On Tuesday, Johns’ progress was clear. He scored 11 points on 4-of-6 shooting and grabbed four rebounds across 13 minutes in the Wolverines’ 87-63 win over Maryland. After spending much of last season as a small-ball ‘5’ option, he saw an extended run at his natural ‘4’ position alongside Austin Davis.

Whether it was a temporary rotation adjustment or a permanent change remains to be seen, but the early returns were promising. Johns’ impact performance is the source of confidence he needs to contribute regularly.

“I feel more consistent with my confidence this year, mostly,” Johns said. “Every game, I don’t think there’s been a game, really, where I didn’t believe in myself. There are some shots where I went, ‘Oh, I wouldn’t normally take that because of my own belief in myself from the past two years.’ It’s like a habit now.
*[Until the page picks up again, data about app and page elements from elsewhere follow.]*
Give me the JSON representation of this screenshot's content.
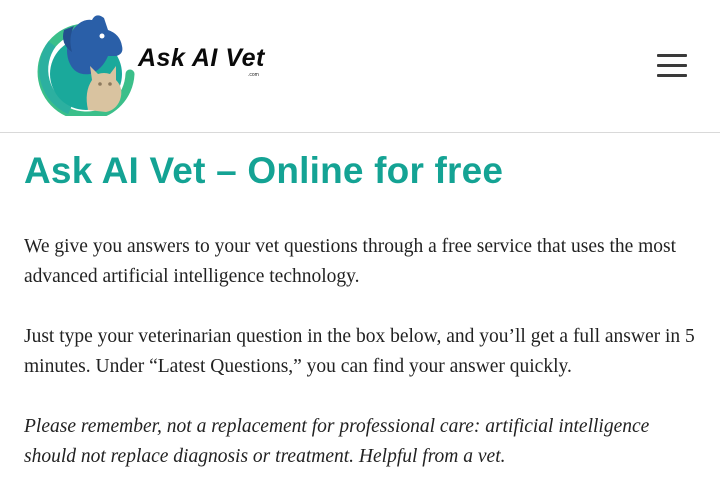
{
  "header": {
    "brand_name": "Ask AI Vet",
    "brand_suffix": ".com",
    "logo_icon": "dog-cat-circle-logo-icon",
    "menu_icon": "hamburger-menu-icon"
  },
  "colors": {
    "accent_teal": "#14a394",
    "logo_blue": "#2a5fa8",
    "logo_green": "#3bbf8a",
    "logo_tan": "#d9c3a0"
  },
  "main": {
    "title": "Ask AI Vet – Online for free",
    "paragraphs": [
      "We give you answers to your vet questions through a free service that uses the most advanced artificial intelligence technology.",
      "Just type your veterinarian question in the box below, and you’ll get a full answer in 5 minutes. Under “Latest Questions,” you can find your answer quickly.",
      "Please remember, not a replacement for professional care: artificial intelligence should not replace diagnosis or treatment. Helpful from a vet."
    ]
  }
}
I’m in the process of breaking out of those little minor habits. Overall, I think I’ve had confidence these past 13 games. A great amount, for sure.”
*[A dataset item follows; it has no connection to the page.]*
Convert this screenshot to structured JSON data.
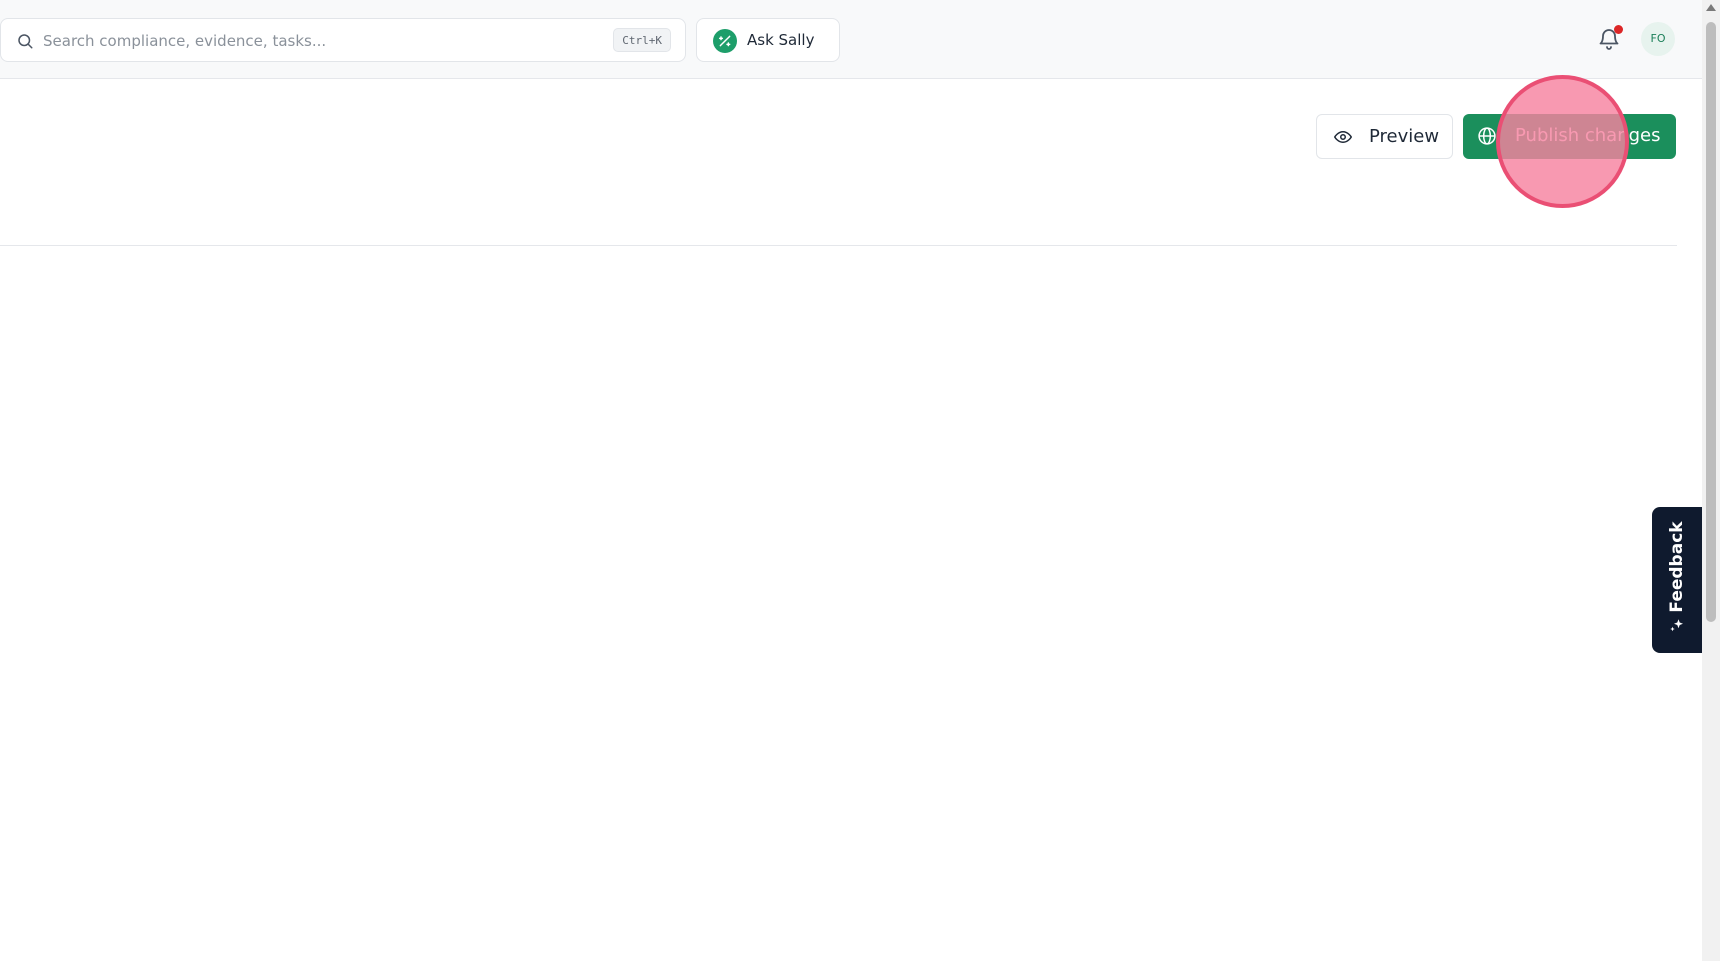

In Johns’ case, the biggest difference on that front is the evolution of his own self-belief. During his first two seasons at Michigan, there were times when he was the only one standing in his own way.

He did a good job filling in for an injured Isaiah Livers last season, especially during the Wolverines’ trip to Madison Square Garden. He scored a team-high 20 points in a win over Rutgers in the Big Apple, but he couldn’t sustain the momentum going forward. Much of that stemmed from his psyche.

That was then. This is now.

“I would get into thinking too much because I didn’t want to make the wrong play instead of just playing,” Johns said. “Like I said, I feel like my confidence is starting to get a lot better, especially from the last few years. I’m just trusting myself more.”

Added Livers: “Brandon’s thing early on was that he wasn’t locked in. His name was called, and he just wasn’t ready. Now he’s like anticipating his name (getting) called and coming to get me as my first sub. You can see it in his eyes. I just love it. That’s the thing I’ve seen from his freshman year. He’s locked in ready to go.”

It took more effort than it would to adjust an elbow in his jump-shooting form or change his crossover dribble, but it appears Johns is standing on the precipice of unlocking his full potential.

And for that, he has his improved mindset to thank.

“You’ve got to reconstruct your mind into knowing you can do these things that you normally would say, ‘Oh, I can’t do this,’ ” Johns said. “It’s kind of just taking that ‘can’t’ word out, knowing that you can do something.”